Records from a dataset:
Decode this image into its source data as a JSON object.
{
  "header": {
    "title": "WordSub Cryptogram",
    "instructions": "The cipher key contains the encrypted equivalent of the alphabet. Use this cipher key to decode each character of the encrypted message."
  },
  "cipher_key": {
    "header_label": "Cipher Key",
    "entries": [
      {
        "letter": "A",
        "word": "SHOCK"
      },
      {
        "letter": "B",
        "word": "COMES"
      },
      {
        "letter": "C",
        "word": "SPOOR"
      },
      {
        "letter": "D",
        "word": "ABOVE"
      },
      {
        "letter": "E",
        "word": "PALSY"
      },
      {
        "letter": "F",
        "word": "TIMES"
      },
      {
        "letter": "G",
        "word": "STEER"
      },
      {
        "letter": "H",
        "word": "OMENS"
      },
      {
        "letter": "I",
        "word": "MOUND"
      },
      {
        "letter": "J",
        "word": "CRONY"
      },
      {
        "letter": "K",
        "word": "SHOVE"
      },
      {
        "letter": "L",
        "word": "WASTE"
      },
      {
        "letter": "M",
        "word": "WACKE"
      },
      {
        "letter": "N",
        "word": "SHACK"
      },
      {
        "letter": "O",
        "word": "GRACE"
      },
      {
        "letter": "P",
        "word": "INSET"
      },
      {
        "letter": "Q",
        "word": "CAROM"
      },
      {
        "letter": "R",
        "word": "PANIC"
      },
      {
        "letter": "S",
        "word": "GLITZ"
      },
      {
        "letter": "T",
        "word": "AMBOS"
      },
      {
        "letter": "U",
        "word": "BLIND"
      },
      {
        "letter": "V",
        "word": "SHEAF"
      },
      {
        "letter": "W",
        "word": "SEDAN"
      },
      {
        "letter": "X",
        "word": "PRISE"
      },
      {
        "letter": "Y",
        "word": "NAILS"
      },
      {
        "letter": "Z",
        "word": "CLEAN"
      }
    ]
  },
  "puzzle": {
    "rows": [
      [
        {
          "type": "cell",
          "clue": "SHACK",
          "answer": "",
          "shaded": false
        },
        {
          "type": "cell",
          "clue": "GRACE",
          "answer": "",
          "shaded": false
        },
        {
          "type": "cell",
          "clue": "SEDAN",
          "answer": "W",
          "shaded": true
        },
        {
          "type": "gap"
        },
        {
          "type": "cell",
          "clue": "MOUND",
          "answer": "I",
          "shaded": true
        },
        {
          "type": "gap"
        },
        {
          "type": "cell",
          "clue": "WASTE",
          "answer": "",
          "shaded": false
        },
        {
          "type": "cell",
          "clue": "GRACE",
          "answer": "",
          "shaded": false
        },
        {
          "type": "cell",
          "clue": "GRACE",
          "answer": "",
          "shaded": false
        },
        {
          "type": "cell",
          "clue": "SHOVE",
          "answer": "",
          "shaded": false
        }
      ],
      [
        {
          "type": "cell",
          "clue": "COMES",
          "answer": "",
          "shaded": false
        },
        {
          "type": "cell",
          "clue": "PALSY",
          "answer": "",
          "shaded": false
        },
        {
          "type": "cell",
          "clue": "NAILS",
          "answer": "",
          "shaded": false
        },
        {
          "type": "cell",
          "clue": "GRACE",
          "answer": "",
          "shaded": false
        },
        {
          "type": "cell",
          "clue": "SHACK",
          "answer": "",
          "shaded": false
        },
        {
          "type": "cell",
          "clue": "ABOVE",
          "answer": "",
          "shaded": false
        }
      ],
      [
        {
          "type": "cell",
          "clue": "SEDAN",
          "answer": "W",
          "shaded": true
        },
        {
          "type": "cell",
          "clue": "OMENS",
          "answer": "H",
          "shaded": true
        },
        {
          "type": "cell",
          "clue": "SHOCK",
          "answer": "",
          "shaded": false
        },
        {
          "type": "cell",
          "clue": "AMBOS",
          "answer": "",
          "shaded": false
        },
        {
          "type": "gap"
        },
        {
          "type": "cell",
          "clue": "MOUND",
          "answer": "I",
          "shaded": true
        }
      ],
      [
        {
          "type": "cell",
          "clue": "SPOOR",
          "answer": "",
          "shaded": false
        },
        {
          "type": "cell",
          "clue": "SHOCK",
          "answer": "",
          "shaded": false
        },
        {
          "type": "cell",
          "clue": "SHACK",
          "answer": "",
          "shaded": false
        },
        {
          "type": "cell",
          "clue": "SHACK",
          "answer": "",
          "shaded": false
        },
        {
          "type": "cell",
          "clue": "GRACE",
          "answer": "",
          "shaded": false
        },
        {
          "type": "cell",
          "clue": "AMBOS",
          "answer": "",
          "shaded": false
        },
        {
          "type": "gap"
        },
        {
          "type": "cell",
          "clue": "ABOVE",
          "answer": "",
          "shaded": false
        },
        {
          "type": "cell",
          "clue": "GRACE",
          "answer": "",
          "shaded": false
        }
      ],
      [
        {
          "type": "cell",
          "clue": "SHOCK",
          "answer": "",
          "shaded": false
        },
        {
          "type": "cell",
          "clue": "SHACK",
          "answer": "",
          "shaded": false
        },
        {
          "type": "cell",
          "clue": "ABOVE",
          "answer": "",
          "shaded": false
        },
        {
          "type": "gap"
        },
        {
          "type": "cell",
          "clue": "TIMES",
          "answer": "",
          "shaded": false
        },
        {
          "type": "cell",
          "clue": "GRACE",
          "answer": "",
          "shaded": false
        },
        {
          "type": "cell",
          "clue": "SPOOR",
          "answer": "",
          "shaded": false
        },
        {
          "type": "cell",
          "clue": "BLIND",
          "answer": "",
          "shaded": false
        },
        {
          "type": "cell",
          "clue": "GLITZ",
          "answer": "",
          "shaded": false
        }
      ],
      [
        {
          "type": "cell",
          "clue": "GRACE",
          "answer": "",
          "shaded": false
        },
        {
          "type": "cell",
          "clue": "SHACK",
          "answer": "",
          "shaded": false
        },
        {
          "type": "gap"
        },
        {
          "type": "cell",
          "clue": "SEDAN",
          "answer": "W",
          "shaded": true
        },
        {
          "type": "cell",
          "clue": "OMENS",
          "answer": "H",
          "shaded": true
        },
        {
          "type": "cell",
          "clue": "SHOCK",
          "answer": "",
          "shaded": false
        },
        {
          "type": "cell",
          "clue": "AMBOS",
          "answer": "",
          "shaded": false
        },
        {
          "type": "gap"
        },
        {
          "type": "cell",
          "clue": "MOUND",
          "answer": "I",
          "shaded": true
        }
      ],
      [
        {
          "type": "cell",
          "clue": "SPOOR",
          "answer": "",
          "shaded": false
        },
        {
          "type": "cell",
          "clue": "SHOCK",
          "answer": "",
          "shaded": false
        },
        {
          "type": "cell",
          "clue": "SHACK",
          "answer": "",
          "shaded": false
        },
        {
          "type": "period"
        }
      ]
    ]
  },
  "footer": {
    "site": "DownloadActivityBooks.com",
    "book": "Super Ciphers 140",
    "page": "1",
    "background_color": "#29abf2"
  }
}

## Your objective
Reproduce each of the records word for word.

## Answer for this exercise
Decode this image into its source data as a JSON object.
{
  "header": {
    "title": "WordSub Cryptogram",
    "instructions": "The cipher key contains the encrypted equivalent of the alphabet. Use this cipher key to decode each character of the encrypted message."
  },
  "cipher_key": {
    "header_label": "Cipher Key",
    "entries": [
      {
        "letter": "A",
        "word": "SHOCK"
      },
      {
        "letter": "B",
        "word": "COMES"
      },
      {
        "letter": "C",
        "word": "SPOOR"
      },
      {
        "letter": "D",
        "word": "ABOVE"
      },
      {
        "letter": "E",
        "word": "PALSY"
      },
      {
        "letter": "F",
        "word": "TIMES"
      },
      {
        "letter": "G",
        "word": "STEER"
      },
      {
        "letter": "H",
        "word": "OMENS"
      },
      {
        "letter": "I",
        "word": "MOUND"
      },
      {
        "letter": "J",
        "word": "CRONY"
      },
      {
        "letter": "K",
        "word": "SHOVE"
      },
      {
        "letter": "L",
        "word": "WASTE"
      },
      {
        "letter": "M",
        "word": "WACKE"
      },
      {
        "letter": "N",
        "word": "SHACK"
      },
      {
        "letter": "O",
        "word": "GRACE"
      },
      {
        "letter": "P",
        "word": "INSET"
      },
      {
        "letter": "Q",
        "word": "CAROM"
      },
      {
        "letter": "R",
        "word": "PANIC"
      },
      {
        "letter": "S",
        "word": "GLITZ"
      },
      {
        "letter": "T",
        "word": "AMBOS"
      },
      {
        "letter": "U",
        "word": "BLIND"
      },
      {
        "letter": "V",
        "word": "SHEAF"
      },
      {
        "letter": "W",
        "word": "SEDAN"
      },
      {
        "letter": "X",
        "word": "PRISE"
      },
      {
        "letter": "Y",
        "word": "NAILS"
      },
      {
        "letter": "Z",
        "word": "CLEAN"
      }
    ]
  },
  "puzzle": {
    "rows": [
      [
        {
          "type": "cell",
          "clue": "SHACK",
          "answer": "",
          "shaded": false
        },
        {
          "type": "cell",
          "clue": "GRACE",
          "answer": "",
          "shaded": false
        },
        {
          "type": "cell",
          "clue": "SEDAN",
          "answer": "W",
          "shaded": true
        },
        {
          "type": "gap"
        },
        {
          "type": "cell",
          "clue": "MOUND",
          "answer": "I",
          "shaded": true
        },
        {
          "type": "gap"
        },
        {
          "type": "cell",
          "clue": "WASTE",
          "answer": "",
          "shaded": false
        },
        {
          "type": "cell",
          "clue": "GRACE",
          "answer": "",
          "shaded": false
        },
        {
          "type": "cell",
          "clue": "GRACE",
          "answer": "",
          "shaded": false
        },
        {
          "type": "cell",
          "clue": "SHOVE",
          "answer": "",
          "shaded": false
        }
      ],
      [
        {
          "type": "cell",
          "clue": "COMES",
          "answer": "",
          "shaded": false
        },
        {
          "type": "cell",
          "clue": "PALSY",
          "answer": "",
          "shaded": false
        },
        {
          "type": "cell",
          "clue": "NAILS",
          "answer": "",
          "shaded": false
        },
        {
          "type": "cell",
          "clue": "GRACE",
          "answer": "",
          "shaded": false
        },
        {
          "type": "cell",
          "clue": "SHACK",
          "answer": "",
          "shaded": false
        },
        {
          "type": "cell",
          "clue": "ABOVE",
          "answer": "",
          "shaded": false
        }
      ],
      [
        {
          "type": "cell",
          "clue": "SEDAN",
          "answer": "W",
          "shaded": true
        },
        {
          "type": "cell",
          "clue": "OMENS",
          "answer": "H",
          "shaded": true
        },
        {
          "type": "cell",
          "clue": "SHOCK",
          "answer": "",
          "shaded": false
        },
        {
          "type": "cell",
          "clue": "AMBOS",
          "answer": "",
          "shaded": false
        },
        {
          "type": "gap"
        },
        {
          "type": "cell",
          "clue": "MOUND",
          "answer": "I",
          "shaded": true
        }
      ],
      [
        {
          "type": "cell",
          "clue": "SPOOR",
          "answer": "",
          "shaded": false
        },
        {
          "type": "cell",
          "clue": "SHOCK",
          "answer": "",
          "shaded": false
        },
        {
          "type": "cell",
          "clue": "SHACK",
          "answer": "",
          "shaded": false
        },
        {
          "type": "cell",
          "clue": "SHACK",
          "answer": "",
          "shaded": false
        },
        {
          "type": "cell",
          "clue": "GRACE",
          "answer": "",
          "shaded": false
        },
        {
          "type": "cell",
          "clue": "AMBOS",
          "answer": "",
          "shaded": false
        },
        {
          "type": "gap"
        },
        {
          "type": "cell",
          "clue": "ABOVE",
          "answer": "",
          "shaded": false
        },
        {
          "type": "cell",
          "clue": "GRACE",
          "answer": "",
          "shaded": false
        }
      ],
      [
        {
          "type": "cell",
          "clue": "SHOCK",
          "answer": "",
          "shaded": false
        },
        {
          "type": "cell",
          "clue": "SHACK",
          "answer": "",
          "shaded": false
        },
        {
          "type": "cell",
          "clue": "ABOVE",
          "answer": "",
          "shaded": false
        },
        {
          "type": "gap"
        },
        {
          "type": "cell",
          "clue": "TIMES",
          "answer": "",
          "shaded": false
        },
        {
          "type": "cell",
          "clue": "GRACE",
          "answer": "",
          "shaded": false
        },
        {
          "type": "cell",
          "clue": "SPOOR",
          "answer": "",
          "shaded": false
        },
        {
          "type": "cell",
          "clue": "BLIND",
          "answer": "",
          "shaded": false
        },
        {
          "type": "cell",
          "clue": "GLITZ",
          "answer": "",
          "shaded": false
        }
      ],
      [
        {
          "type": "cell",
          "clue": "GRACE",
          "answer": "",
          "shaded": false
        },
        {
          "type": "cell",
          "clue": "SHACK",
          "answer": "",
          "shaded": false
        },
        {
          "type": "gap"
        },
        {
          "type": "cell",
          "clue": "SEDAN",
          "answer": "W",
          "shaded": true
        },
        {
          "type": "cell",
          "clue": "OMENS",
          "answer": "H",
          "shaded": true
        },
        {
          "type": "cell",
          "clue": "SHOCK",
          "answer": "",
          "shaded": false
        },
        {
          "type": "cell",
          "clue": "AMBOS",
          "answer": "",
          "shaded": false
        },
        {
          "type": "gap"
        },
        {
          "type": "cell",
          "clue": "MOUND",
          "answer": "I",
          "shaded": true
        }
      ],
      [
        {
          "type": "cell",
          "clue": "SPOOR",
          "answer": "",
          "shaded": false
        },
        {
          "type": "cell",
          "clue": "SHOCK",
          "answer": "",
          "shaded": false
        },
        {
          "type": "cell",
          "clue": "SHACK",
          "answer": "",
          "shaded": false
        },
        {
          "type": "period"
        }
      ]
    ]
  },
  "footer": {
    "site": "DownloadActivityBooks.com",
    "book": "Super Ciphers 140",
    "page": "1",
    "background_color": "#29abf2"
  }
}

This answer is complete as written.